- What is being asked
Copy each line of the entries below that contains the string "icon".

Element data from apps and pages
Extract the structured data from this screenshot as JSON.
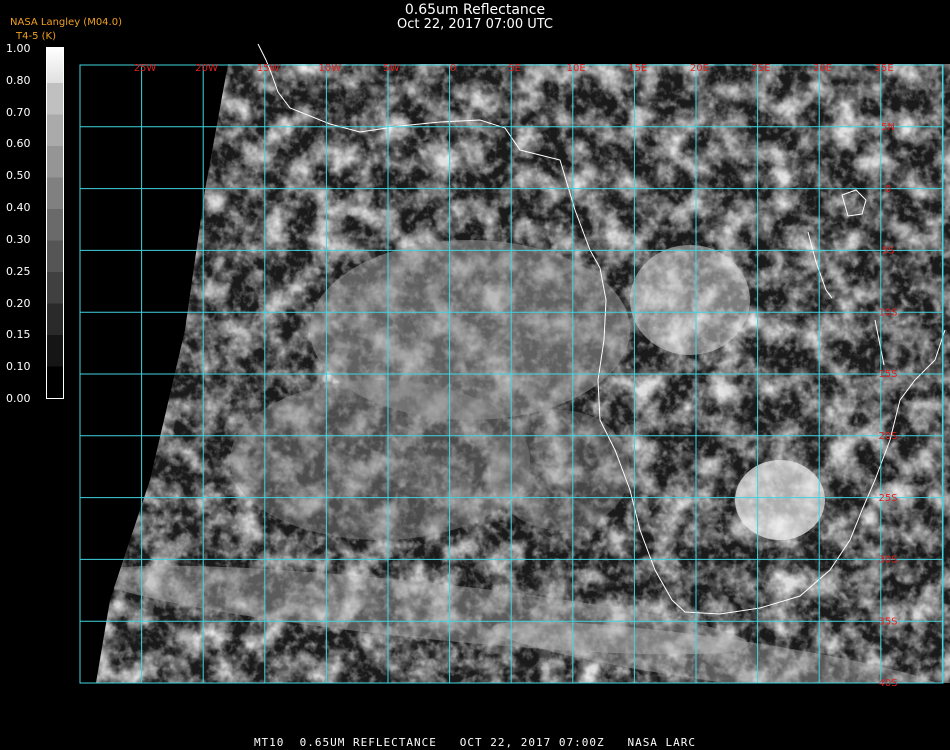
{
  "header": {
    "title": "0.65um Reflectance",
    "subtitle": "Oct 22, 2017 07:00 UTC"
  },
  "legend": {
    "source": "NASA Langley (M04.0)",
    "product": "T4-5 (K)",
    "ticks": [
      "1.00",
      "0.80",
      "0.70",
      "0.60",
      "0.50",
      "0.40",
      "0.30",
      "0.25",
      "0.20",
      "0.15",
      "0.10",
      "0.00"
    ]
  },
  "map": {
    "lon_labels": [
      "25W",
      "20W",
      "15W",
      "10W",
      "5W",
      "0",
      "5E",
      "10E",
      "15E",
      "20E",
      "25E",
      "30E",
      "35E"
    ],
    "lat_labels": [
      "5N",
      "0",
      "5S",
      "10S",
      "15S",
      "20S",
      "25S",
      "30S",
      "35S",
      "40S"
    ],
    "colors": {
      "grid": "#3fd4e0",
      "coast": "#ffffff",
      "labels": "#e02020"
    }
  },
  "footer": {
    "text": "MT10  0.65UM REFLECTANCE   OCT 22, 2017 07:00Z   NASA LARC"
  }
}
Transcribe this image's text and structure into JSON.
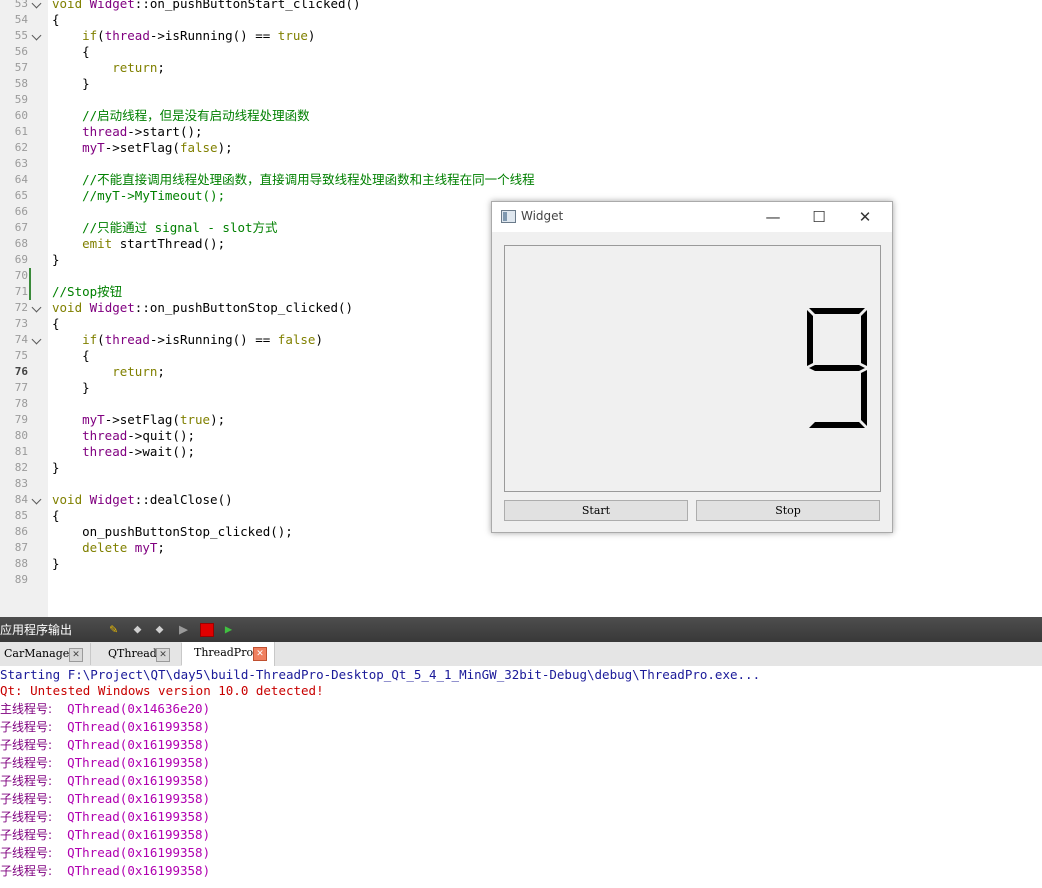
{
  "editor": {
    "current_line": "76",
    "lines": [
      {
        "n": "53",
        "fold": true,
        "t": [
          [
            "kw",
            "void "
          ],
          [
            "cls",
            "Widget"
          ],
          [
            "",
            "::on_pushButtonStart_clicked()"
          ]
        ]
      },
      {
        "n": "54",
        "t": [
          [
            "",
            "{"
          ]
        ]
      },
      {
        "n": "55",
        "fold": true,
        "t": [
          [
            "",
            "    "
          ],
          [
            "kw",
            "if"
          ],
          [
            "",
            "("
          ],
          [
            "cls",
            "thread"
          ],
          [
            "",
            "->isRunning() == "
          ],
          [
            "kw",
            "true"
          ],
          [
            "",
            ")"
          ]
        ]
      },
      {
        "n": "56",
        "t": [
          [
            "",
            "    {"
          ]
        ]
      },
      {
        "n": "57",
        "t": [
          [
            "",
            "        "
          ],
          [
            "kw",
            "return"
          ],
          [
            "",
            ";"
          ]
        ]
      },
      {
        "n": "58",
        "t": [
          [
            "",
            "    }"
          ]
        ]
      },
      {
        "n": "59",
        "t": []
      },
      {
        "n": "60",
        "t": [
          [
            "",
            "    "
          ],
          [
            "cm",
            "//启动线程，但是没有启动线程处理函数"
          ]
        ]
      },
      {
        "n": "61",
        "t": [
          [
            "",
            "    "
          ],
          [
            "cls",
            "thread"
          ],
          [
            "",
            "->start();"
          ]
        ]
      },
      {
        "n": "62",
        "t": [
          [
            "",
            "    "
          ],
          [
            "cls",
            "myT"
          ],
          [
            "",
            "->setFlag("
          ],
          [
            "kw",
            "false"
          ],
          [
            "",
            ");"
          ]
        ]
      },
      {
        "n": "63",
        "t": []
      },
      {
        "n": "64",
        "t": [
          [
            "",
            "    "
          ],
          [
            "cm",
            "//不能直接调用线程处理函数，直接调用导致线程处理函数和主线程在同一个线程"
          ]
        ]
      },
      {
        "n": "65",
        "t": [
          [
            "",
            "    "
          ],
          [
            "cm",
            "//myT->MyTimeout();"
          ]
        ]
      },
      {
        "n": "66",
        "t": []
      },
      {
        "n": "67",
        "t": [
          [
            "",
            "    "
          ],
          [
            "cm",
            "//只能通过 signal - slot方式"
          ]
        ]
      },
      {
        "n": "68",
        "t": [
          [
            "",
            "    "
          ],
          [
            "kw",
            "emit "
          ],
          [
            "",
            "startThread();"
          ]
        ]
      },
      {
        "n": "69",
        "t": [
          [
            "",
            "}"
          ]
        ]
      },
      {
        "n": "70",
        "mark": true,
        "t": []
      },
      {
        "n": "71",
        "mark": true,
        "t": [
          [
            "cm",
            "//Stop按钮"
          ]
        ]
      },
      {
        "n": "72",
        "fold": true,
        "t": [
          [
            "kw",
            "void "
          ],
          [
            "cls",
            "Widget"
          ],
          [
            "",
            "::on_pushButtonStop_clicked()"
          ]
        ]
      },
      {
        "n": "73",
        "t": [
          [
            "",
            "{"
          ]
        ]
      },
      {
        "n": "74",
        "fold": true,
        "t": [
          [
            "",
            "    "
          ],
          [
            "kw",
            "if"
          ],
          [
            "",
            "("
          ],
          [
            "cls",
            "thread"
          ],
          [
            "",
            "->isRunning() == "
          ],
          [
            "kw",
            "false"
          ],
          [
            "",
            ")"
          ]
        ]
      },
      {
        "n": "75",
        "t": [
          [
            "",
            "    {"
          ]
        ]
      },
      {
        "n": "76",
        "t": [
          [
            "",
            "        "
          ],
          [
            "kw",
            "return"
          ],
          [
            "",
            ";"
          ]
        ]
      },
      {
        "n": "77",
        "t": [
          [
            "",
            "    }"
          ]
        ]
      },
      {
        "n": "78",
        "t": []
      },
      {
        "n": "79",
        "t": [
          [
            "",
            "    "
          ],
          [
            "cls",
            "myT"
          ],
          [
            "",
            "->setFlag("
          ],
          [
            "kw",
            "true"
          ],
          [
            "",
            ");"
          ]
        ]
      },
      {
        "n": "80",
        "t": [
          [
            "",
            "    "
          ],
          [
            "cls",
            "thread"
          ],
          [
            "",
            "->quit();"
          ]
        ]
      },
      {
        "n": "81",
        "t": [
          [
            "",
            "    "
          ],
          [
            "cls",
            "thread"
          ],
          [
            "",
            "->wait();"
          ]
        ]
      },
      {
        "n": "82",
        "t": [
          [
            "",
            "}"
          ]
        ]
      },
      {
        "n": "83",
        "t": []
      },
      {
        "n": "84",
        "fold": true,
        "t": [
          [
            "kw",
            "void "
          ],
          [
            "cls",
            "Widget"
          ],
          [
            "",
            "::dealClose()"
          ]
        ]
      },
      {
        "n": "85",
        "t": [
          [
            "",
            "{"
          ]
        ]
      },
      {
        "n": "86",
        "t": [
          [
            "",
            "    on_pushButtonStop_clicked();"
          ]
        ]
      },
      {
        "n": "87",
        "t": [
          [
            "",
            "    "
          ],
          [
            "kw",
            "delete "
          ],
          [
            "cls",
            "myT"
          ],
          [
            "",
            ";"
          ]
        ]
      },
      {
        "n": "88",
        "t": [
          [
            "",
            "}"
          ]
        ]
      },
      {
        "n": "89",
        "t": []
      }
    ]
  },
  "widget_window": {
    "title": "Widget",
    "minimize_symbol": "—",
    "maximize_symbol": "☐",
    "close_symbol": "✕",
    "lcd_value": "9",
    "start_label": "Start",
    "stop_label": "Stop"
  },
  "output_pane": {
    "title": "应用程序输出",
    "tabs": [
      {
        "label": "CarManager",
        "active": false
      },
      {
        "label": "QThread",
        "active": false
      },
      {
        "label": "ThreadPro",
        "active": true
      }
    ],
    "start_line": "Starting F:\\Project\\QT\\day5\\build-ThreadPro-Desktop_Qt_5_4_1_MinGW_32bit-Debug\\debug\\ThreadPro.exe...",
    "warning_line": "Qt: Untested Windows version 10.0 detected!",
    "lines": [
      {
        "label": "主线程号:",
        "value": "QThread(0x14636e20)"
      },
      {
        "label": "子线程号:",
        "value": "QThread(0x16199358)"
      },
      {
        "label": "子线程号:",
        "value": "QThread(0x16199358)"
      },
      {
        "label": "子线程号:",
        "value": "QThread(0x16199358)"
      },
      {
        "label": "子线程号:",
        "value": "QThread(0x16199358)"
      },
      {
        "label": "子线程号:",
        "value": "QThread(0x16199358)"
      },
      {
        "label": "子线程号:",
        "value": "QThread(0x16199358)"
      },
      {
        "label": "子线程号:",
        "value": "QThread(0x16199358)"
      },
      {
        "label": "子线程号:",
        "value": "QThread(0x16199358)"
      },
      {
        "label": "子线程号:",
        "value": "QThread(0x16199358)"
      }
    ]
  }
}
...
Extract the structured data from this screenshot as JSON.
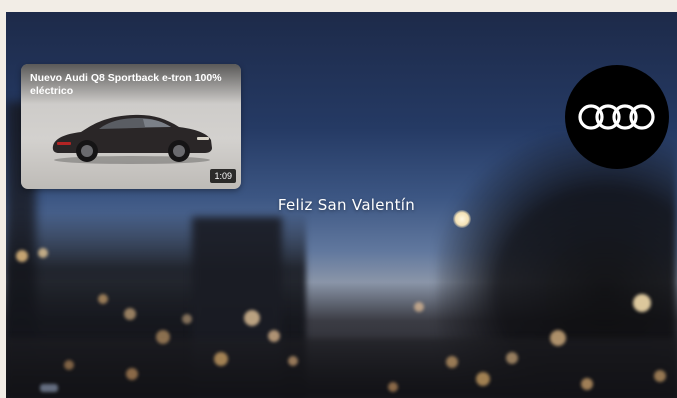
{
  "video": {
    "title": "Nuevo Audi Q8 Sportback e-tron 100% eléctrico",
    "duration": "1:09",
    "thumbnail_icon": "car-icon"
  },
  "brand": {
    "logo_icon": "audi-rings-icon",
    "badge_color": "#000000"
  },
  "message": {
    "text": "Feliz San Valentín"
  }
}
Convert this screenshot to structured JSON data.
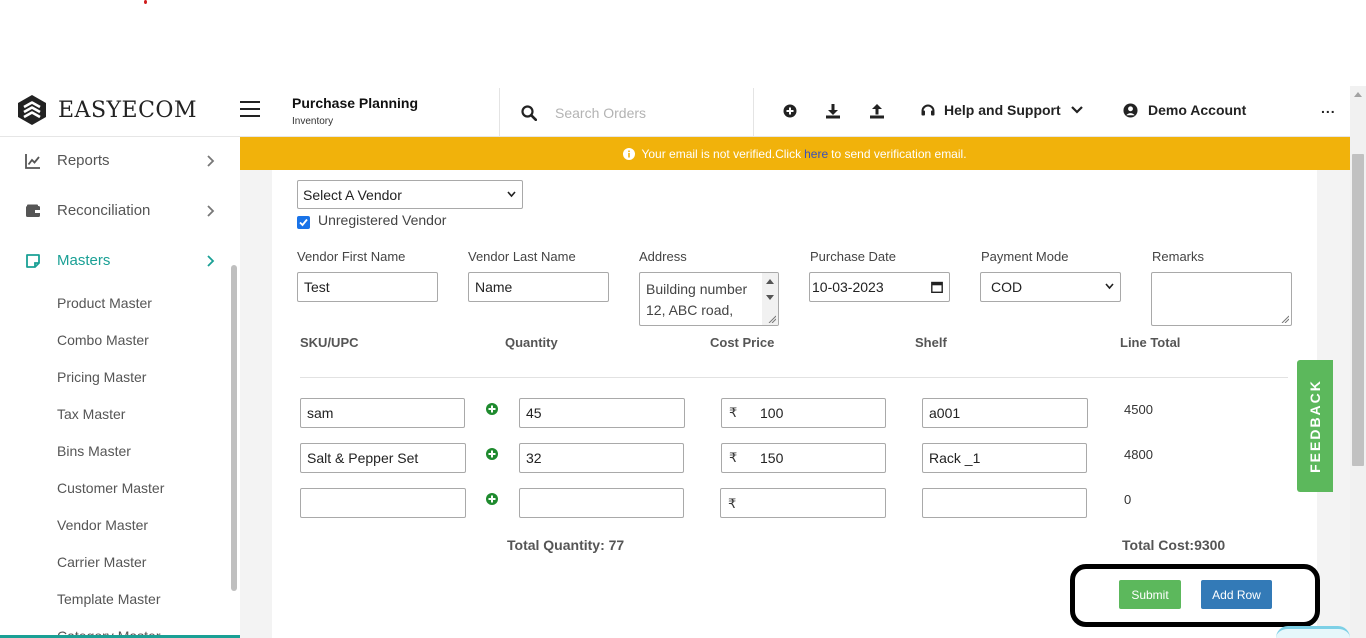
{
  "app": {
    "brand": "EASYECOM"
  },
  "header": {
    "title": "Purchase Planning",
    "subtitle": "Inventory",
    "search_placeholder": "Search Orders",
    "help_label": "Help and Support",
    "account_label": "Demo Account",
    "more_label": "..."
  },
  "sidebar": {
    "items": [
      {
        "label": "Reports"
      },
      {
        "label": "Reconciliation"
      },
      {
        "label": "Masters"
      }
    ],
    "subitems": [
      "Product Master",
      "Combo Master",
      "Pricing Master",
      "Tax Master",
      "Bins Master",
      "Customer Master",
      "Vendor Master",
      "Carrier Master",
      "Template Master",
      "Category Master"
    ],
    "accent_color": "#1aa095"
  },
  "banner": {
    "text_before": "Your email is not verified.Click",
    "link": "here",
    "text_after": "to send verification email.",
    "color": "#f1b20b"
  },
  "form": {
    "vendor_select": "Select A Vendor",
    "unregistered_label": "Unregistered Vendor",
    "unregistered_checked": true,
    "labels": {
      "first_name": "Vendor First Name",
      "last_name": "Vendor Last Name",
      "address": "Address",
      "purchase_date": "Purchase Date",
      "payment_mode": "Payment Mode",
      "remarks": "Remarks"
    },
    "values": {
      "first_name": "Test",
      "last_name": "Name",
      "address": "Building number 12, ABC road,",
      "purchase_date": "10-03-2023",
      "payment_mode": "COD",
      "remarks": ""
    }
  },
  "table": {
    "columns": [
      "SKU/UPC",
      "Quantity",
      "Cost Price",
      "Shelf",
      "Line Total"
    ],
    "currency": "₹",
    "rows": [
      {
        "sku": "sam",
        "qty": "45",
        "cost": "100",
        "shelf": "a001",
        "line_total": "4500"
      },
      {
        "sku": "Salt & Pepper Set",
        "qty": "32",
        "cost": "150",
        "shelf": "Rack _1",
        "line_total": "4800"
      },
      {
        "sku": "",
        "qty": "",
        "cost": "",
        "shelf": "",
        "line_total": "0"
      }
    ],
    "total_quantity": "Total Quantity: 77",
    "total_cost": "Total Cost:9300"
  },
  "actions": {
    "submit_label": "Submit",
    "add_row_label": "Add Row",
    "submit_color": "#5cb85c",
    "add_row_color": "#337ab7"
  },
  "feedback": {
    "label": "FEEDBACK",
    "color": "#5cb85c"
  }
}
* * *
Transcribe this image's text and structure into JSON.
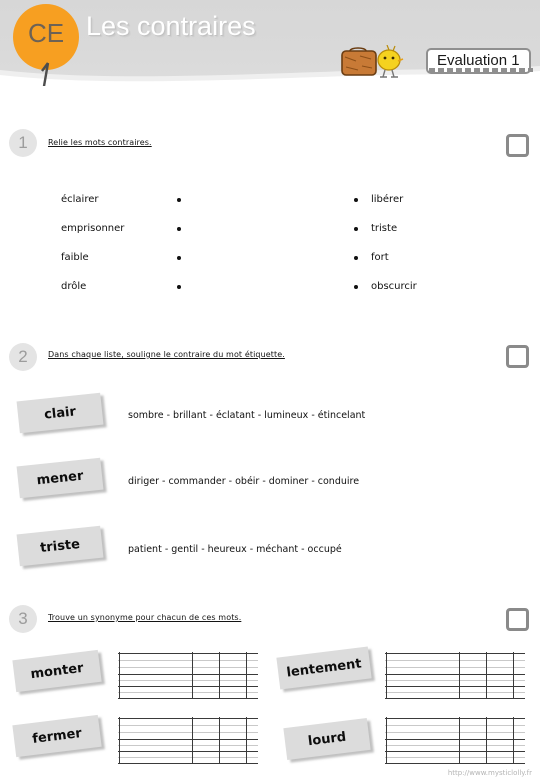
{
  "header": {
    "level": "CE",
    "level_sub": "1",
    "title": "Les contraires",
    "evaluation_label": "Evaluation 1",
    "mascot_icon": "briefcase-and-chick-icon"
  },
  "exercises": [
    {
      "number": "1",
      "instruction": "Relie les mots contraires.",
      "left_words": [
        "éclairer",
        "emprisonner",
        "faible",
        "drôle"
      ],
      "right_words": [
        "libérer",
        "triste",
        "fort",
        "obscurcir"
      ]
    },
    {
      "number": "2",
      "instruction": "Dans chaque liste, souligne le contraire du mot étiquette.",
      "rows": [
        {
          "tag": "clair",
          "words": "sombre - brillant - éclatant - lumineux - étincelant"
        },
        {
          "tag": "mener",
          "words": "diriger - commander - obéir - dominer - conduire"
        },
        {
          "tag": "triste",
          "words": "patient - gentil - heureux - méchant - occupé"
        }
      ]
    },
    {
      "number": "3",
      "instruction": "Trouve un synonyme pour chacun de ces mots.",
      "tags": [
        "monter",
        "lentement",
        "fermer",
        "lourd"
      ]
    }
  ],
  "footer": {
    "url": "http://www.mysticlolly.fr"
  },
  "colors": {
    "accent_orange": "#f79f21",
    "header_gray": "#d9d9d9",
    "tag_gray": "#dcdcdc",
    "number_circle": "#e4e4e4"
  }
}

- Written answer
    "thumbnail_icon": "car-icon"
    "logo_icon": "audi-rings-icon",
    "mascot_icon": "briefcase-and-chick-icon"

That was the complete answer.